- 1 (15 oz) can pinto beans, rinsed and drained
- 1 (15 oz) can black beans, rinsed and drained
- 1 (15 oz) can kidney beans, rinsed and drained, optional - Include these if you like a lot of beans in your chili, otherwise, skip 'em.
- Preheat a large soup pot over medium-low heat. Toast the walnuts until warm and fragrant, about 3 minutes, stirring frequently to prevent burning. Transfer walnuts to the bowl of a food processor, and pulse until finely ground. Transfer the ground walnuts to a bowl.
- Add the onion, jalapenos, and garlic to the food processor (see Notes section). Blend until mostly pureed.

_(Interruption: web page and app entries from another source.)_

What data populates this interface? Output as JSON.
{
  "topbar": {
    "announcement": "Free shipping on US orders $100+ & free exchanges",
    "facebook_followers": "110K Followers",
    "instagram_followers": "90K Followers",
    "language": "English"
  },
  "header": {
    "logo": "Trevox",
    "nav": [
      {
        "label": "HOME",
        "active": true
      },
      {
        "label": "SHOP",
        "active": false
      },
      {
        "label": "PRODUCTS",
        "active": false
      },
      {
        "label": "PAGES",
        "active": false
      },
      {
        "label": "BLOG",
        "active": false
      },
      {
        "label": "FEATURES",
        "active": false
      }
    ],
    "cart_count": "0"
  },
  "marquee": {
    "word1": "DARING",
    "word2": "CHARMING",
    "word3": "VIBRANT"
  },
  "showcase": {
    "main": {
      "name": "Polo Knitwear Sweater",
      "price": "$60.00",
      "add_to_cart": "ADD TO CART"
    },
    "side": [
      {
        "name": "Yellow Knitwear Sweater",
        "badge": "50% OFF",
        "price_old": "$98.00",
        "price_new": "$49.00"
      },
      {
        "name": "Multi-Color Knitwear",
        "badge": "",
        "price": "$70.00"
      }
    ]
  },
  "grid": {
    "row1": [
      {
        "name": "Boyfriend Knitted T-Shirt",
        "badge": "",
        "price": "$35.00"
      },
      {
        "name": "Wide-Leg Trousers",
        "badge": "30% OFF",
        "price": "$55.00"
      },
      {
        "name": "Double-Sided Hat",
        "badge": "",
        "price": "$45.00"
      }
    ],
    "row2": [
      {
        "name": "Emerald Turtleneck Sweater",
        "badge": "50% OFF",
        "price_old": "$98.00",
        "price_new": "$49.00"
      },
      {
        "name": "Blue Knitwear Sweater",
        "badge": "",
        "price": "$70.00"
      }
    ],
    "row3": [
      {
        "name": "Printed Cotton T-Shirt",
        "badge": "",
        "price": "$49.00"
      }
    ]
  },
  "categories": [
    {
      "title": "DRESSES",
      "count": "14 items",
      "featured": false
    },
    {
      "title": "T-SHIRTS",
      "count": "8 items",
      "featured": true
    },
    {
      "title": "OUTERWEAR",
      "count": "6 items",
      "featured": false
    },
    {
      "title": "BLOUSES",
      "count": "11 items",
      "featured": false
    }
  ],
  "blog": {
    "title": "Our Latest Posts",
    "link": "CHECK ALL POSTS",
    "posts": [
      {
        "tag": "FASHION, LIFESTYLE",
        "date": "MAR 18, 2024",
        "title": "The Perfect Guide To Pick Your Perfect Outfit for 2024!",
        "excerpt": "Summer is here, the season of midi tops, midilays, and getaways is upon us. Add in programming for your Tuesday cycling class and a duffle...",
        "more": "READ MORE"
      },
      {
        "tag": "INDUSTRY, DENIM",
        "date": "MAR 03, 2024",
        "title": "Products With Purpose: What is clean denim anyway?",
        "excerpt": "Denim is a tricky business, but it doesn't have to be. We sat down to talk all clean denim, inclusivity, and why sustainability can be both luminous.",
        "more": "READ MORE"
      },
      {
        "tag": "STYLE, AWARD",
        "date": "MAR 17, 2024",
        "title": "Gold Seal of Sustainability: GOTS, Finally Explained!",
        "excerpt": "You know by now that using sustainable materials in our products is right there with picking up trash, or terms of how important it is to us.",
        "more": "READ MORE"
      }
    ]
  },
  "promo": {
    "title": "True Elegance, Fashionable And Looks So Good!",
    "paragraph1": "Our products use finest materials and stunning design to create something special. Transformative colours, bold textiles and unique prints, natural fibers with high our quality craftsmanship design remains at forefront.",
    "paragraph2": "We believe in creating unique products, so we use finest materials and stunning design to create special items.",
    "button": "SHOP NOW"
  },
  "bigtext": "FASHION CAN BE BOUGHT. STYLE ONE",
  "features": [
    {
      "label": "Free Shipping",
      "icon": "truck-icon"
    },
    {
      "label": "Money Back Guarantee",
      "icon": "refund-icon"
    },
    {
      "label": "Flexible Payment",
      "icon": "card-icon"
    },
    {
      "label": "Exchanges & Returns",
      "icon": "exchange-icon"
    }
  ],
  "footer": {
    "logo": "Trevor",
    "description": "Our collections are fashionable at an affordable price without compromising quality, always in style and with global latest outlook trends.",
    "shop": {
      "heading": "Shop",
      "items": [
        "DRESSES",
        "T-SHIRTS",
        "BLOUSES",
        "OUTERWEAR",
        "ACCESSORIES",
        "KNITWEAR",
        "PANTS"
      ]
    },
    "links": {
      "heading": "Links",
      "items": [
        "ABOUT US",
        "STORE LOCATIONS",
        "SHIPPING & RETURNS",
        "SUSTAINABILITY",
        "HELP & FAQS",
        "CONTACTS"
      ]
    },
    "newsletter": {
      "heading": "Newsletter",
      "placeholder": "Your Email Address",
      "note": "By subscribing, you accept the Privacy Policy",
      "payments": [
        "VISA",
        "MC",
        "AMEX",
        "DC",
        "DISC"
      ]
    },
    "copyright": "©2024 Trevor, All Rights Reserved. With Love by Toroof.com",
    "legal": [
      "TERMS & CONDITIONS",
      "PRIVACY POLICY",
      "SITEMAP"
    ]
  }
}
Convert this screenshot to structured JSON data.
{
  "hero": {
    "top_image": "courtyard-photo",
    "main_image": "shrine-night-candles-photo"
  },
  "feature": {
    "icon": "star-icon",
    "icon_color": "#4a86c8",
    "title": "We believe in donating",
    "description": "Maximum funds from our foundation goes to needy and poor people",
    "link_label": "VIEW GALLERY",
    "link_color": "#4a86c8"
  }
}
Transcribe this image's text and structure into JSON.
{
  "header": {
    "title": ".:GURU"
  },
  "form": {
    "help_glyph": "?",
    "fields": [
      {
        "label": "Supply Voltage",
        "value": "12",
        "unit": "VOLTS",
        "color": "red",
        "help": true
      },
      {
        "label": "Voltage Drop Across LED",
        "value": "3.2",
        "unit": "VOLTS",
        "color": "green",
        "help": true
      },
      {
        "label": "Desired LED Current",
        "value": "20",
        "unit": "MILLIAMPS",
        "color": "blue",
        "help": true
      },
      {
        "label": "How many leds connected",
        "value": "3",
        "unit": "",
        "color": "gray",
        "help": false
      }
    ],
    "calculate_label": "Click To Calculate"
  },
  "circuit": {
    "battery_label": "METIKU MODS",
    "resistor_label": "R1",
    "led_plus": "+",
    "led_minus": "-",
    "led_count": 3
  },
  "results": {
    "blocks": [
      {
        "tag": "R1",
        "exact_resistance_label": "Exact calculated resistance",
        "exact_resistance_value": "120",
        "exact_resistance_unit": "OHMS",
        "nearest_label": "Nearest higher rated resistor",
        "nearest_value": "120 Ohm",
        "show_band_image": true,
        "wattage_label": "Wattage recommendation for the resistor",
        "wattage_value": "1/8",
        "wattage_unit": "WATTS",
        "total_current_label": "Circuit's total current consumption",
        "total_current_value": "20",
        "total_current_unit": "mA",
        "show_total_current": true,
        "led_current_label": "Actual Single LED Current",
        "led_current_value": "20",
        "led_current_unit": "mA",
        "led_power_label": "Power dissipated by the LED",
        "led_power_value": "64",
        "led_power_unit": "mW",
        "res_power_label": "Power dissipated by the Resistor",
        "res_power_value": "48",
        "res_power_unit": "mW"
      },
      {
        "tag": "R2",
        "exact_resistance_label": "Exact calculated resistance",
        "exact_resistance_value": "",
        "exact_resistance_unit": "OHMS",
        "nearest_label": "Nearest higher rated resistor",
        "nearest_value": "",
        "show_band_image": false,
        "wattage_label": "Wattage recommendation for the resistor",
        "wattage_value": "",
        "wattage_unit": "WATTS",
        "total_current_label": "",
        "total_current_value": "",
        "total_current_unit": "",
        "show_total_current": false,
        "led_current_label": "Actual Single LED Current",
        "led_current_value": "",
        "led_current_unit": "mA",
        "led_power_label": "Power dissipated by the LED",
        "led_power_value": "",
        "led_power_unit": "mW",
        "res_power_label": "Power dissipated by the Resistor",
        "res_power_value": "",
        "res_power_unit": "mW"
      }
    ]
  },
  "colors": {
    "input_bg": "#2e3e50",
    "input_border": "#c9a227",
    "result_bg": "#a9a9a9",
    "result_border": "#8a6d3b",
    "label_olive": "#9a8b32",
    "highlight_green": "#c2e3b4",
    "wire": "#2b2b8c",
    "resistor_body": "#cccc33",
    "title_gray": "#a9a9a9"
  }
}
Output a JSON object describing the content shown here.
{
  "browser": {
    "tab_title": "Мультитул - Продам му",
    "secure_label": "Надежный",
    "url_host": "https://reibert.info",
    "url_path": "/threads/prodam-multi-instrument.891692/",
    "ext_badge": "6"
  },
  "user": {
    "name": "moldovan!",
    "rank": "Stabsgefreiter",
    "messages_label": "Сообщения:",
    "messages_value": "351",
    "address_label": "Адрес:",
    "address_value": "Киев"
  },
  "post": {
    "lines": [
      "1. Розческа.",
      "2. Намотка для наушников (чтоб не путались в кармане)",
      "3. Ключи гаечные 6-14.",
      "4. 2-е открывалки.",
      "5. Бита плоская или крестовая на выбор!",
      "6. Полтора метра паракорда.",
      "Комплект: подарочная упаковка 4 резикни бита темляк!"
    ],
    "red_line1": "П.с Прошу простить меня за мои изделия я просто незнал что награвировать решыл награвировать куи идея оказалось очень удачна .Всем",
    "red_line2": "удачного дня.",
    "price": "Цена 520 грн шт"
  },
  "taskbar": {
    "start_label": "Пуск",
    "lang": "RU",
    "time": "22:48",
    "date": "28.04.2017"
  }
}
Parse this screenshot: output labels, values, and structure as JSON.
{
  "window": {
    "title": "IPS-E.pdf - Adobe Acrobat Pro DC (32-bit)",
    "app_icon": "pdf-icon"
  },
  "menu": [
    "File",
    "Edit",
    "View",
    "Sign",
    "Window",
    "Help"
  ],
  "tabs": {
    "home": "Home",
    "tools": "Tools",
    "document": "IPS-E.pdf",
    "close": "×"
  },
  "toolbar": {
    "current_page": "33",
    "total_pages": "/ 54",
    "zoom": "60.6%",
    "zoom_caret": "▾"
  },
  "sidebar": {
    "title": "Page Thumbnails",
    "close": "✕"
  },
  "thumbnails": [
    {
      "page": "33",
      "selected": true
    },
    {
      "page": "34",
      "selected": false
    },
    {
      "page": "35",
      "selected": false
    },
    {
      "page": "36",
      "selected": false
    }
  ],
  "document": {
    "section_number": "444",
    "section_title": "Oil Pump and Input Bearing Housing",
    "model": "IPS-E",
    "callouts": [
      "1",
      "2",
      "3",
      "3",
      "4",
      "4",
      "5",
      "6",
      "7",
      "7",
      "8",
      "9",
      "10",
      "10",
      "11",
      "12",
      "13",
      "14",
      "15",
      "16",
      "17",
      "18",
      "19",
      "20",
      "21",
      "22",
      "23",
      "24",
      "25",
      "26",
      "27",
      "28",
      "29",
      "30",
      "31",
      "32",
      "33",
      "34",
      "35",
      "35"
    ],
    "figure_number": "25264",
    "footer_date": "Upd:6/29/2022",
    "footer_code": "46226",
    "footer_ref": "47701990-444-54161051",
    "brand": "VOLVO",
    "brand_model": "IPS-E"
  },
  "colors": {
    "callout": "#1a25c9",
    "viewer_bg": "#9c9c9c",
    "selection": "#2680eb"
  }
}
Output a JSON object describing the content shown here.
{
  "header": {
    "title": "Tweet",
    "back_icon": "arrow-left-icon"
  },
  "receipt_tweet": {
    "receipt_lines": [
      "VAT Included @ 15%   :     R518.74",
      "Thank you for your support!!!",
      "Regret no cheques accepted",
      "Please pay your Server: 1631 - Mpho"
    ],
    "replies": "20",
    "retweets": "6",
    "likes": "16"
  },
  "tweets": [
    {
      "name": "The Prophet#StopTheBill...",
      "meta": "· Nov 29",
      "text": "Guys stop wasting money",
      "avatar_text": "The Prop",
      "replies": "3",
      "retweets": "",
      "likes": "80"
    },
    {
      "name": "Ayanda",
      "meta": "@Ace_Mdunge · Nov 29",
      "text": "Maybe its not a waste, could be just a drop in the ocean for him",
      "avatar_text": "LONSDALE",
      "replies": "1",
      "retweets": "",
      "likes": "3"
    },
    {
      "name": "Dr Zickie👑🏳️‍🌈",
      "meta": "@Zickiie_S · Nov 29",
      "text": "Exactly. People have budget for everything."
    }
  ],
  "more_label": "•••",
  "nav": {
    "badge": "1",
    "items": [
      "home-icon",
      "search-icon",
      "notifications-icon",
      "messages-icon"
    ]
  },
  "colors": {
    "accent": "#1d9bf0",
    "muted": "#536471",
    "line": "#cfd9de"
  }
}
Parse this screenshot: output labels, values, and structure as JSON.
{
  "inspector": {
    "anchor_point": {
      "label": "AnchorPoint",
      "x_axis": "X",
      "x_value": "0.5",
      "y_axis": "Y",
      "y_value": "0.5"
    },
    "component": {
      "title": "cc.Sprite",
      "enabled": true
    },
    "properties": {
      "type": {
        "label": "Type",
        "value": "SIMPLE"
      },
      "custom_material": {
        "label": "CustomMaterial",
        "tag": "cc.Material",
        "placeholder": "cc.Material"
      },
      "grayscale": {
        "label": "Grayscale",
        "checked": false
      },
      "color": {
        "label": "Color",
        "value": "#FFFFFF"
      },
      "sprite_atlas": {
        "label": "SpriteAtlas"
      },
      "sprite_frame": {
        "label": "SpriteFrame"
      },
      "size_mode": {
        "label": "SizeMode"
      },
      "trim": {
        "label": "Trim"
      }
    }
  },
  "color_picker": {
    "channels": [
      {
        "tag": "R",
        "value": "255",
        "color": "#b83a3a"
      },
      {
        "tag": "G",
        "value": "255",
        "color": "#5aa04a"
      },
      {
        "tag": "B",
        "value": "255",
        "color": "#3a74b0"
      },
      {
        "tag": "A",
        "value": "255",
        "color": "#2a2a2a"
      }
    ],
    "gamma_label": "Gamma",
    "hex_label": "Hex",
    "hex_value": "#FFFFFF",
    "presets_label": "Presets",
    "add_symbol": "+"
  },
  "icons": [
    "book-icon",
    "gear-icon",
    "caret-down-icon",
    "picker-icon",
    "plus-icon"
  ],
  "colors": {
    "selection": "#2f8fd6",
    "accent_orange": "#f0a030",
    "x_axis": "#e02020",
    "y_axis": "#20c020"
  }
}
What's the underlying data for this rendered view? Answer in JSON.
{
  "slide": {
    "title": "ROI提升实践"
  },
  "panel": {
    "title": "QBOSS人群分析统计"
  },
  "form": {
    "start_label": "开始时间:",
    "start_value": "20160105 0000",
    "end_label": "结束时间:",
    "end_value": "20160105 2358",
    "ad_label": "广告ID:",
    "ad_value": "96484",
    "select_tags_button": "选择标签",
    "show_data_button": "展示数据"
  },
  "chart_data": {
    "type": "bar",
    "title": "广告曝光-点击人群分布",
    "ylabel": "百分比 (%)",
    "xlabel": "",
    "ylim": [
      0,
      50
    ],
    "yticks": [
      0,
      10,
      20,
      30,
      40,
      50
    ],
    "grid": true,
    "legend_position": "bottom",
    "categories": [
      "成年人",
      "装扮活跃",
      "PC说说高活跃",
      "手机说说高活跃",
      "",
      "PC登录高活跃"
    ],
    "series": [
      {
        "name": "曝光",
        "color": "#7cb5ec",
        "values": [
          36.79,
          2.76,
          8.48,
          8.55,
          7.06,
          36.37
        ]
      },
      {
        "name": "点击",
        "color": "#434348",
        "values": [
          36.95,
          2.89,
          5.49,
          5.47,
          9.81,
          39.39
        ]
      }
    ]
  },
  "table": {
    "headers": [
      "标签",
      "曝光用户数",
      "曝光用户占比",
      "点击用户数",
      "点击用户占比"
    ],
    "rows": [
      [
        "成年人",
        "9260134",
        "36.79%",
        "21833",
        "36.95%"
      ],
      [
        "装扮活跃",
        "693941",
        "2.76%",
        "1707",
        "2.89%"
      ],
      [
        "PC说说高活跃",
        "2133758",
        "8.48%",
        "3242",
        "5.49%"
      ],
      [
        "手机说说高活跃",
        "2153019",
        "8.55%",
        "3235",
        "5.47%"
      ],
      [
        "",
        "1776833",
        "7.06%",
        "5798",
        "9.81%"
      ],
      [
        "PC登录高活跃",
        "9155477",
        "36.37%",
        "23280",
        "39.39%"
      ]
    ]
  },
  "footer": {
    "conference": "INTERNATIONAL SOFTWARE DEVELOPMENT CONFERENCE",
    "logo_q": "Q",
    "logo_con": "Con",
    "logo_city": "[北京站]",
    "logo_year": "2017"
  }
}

- Note: If omitting oil, reverse the order of this step; add the blended onion/jalapeno mixture to the pot first, then add the spices. Otherwise, for the best flavor, bloom the spices in oil as described below.Return the pot to the stove, and increase the burner to medium heat. Add the olive oil to the pot. Add the spices (chili powder, oregano, cumin, smoked paprika, mushroom powder), and stirring frequently, cook for about 1 minute. Add the pureed onion mixture to the pot, and cook for 1 to 2 minutes.
- Add the smoked salt, tomatoes, soy sauce, broth, and water. Bring to a boil. Add the lentils, bulgur, beans, and ground walnuts, and stir well. Return to a simmer, and cook for 15 minutes.
- Once the lentils are as done as you like, turn off the heat, and give the chili another good stir. Taste and add a pinch more salt or a drizzle of soy sauce, if needed. Let stand 5 to 10 minutes. The chili will continue to thicken as it rests.
Estimated Nutrition (per serving)
Nutrition information is an estimate and will vary depending on the exact amounts and specific products and ingredients used. We calculate this information using the online calculator cronometer.com. For the most accurate nutrition information we recommend calculating it yourself to reflect the specific ingredients used in your dish.